We spoke of Brodsky and Babel (“Do you know his great story ‘My First Fee’? You would love it.”), Rostropovich and Gorbachov, Auden and Lowell, Ginsberg and Balakian. For an afternoon party in his honor, I had invited all the usual suspects (ranging from a vice-provost to a brilliant undergraduate), but he would have none of it; he said he had come only to meet me and to read.
When I picked him up at his hotel before the reading, he asked me into his room and said he would be ready in a few minutes. He wore a fine silk robe as he finished dressing, and I was reminded of his remark that Rostropovich loved beautiful fabrics and furniture: “His home in Washington D.C., it is like a museum!” (The great Russian piano virtuoso Gilels once remarked that American supermarkets were like food museums.)
In order to promote his reading, I had pinned posters to the walls of the area’s universities, of Jewish delicatessens across the east side of Cleveland, etc. In the evening, the community of Russian Jews appeared in mass. The ballroom at the top of old Mather Mansion was filled to capacity. My introduction spoke of the Russian poet’s courage in breaking historic silences after Stalin’s death – about the Cold War, about the Holocaust – and I spoke of his poetry’s combination of wry critical intelligence and “sorrowing sympathy,” to quote Robert Lowell’s remark about him. For most of this audience, though, no introduction was necessary, and neither was the actor who read the translations (“I would have preferred you reading the translations”), for we were rapt by the power of his performance, which was only enhanced by his self-effacing ironic introductions in English.
As he read, he became his personae: Goya, then Gogol, then a witness to the killing of Jews in the nineteen forties. And we the audience became witnesses in turn; finding our ordinary preoccupations placed in stark perspective, we measured the degrees of cowardice and courage in our own lives. The applause shook the ballroom floor, as if he were one of those great Russian virtuosos, Oistrahk or Richter, who traveled here to stun America with their expressive force. No wonder he and Yevtushenko had filled stadiums in Moscow.
After the reading, he agreed to eat at a Greek restaurant; I gathered a half dozen of his most ardent listeners, and once there, we all raised our cloudy glasses of ouzo in toasts to honor Andrei.
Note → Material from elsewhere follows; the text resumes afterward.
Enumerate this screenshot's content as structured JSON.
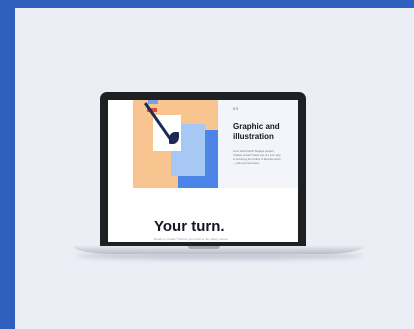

The next morning on the drive back to the airport, Voznesensky asked, “Why, Danny, why is your story not published in America?”
“It’s a strange culture here, and publishing in America is a strange business.”
“A business,” he said and then added, “It is not easy to be American writer, no?”
I could not believe it: he was speaking something like what I had invented for him to say in the story I had sent him.
“Not easy,” he repeated.
“I think it’s harder to be a Russian writer, yes?”
He smiled with his characteristic self-irony and said, “I think, yes.”
[Daniel Melnick’s story about Voznesensky can be read below, or click on the June 2010 post.]
My newly completed novel is The Fall of the Berlin Wall, about what happened to characters from my Hungry Generations fifteen years later; it's about musicians and particularly the intense, irrepressible daughter of the legendary pianist at the center of the previous novel. My 2015 novel, The Ash Tree, was published by West of West Books in conjunction with the April 24, 2015 centenary of the Armenian genocide; it's about an Armenian-American family and the sweep of their history in the twentieth century - particularly from the points of view of two women in the family.
There are three other novels of mine, One is Pathological States, about a physician's family in L.A. in 1962, which is as yet unpublished. Another is Hungry Generations, about a young composer's friendship in L.A. with the family of a virtuoso pianist, published on demand by iUniverse. A Burnt Offering - a fable (a rewriting and expansion of my earlier Acts of Terror and Contrition - a nuclear fable) is my political novella about Israel and its reactions to the possibility of a war with Iran (with the fear that it will be a nuclear war).
[These blog posts are, of course, copyrighted.]
[These blog posts are, of course, copyrighted.]